Aug Sept 2016
Subscribe To
The Advocate

U.K.'s Lesbian Ambassador to Ukraine: 'Used to the Double Take'

Judith Gough

For a lesbian ambassador who’s served in homophobic countries, the major problems have not come from the host countries but from other diplomats, says the U.K.’s Judith Gough in a new interview with BuzzFeed.

“I’ve had some quite biting comments” from diplomats representing other countries, said Gough, 43, who became the British ambassador to Ukraine last year and previously served in South Korea and the former Soviet republic of Georgia. Those comments, she told BuzzFeed, include “Somebody like you shouldn’t be posted in a country like this” and “You shouldn’t be doing the job you’re doing.”

“There is a level of difficulty sometimes in dealing with other countries where they do not have the same approach to LGBT issues as we do,” she continued. “But then I’ve also had comments that ‘as an ambassador really you should be at home with your children, and not being a full-time ambassador.’”

She responds, she told BuzzFeed, with “a couple of things. One is: I’m here because I’m good at my job and I have the right expertise, and the second is: I represent the U.K. and we are a diverse country based on a certain set of values. I therefore reflect that country.”

Representatives of her host countries have generally been courteous, she said, even in Ukraine — where antigay protesters shut down an LGBT event Saturday (Gough’s interview took place prior to the incident).

“You get used to the double take,” she said. “But I get that for a couple of reasons.

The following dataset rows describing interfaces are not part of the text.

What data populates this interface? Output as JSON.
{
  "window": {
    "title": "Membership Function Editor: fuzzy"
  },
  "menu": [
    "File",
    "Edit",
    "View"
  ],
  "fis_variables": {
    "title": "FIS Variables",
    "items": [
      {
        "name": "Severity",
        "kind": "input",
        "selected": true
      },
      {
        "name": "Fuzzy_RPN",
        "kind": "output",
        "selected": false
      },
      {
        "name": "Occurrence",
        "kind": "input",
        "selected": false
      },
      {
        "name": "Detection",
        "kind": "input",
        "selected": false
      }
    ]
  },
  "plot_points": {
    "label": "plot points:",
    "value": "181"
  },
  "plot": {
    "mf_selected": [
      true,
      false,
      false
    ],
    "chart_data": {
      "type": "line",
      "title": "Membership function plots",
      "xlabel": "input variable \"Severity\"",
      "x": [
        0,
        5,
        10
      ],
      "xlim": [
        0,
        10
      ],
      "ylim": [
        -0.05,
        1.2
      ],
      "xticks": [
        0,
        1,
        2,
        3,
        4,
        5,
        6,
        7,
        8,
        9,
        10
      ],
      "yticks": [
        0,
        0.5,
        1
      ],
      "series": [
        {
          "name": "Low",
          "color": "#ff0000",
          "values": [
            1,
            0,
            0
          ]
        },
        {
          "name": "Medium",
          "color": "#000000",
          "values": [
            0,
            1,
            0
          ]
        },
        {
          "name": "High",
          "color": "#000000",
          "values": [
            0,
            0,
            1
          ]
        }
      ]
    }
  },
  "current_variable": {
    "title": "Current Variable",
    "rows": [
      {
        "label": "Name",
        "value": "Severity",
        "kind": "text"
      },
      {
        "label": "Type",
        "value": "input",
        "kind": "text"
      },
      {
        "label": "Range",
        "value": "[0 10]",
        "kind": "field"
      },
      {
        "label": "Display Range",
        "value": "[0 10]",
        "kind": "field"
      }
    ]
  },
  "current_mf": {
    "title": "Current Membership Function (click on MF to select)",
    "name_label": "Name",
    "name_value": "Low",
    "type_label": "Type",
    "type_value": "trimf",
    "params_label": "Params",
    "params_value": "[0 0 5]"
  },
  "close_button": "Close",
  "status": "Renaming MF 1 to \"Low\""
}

One is because often when I’m introduced to people they think I am the ambassador’s wife. So I get the double take. I’ve had said to me, ‘Oh, but you’re young and female, you can’t be the ambassador.’ And then if you introduce a female partner, yes, you get another double take. But on the whole in those situations people are polite.”

Gough and her civil partner, engineer Julia Kleiousi, have two children, aged 3 and 11. The ambassador told BuzzFeed she’s had nothing but support from the U.K. Foreign Office, which she has served since 2001, just 10 years after it opened diplomatic posts to LGBT people, once considered a security risk. “I can genuinely say that within the Foreign Office I have never experienced discrimination or harassment on the grounds of sexuality,” she said.

Read the full interview here.

READER COMMENTS ()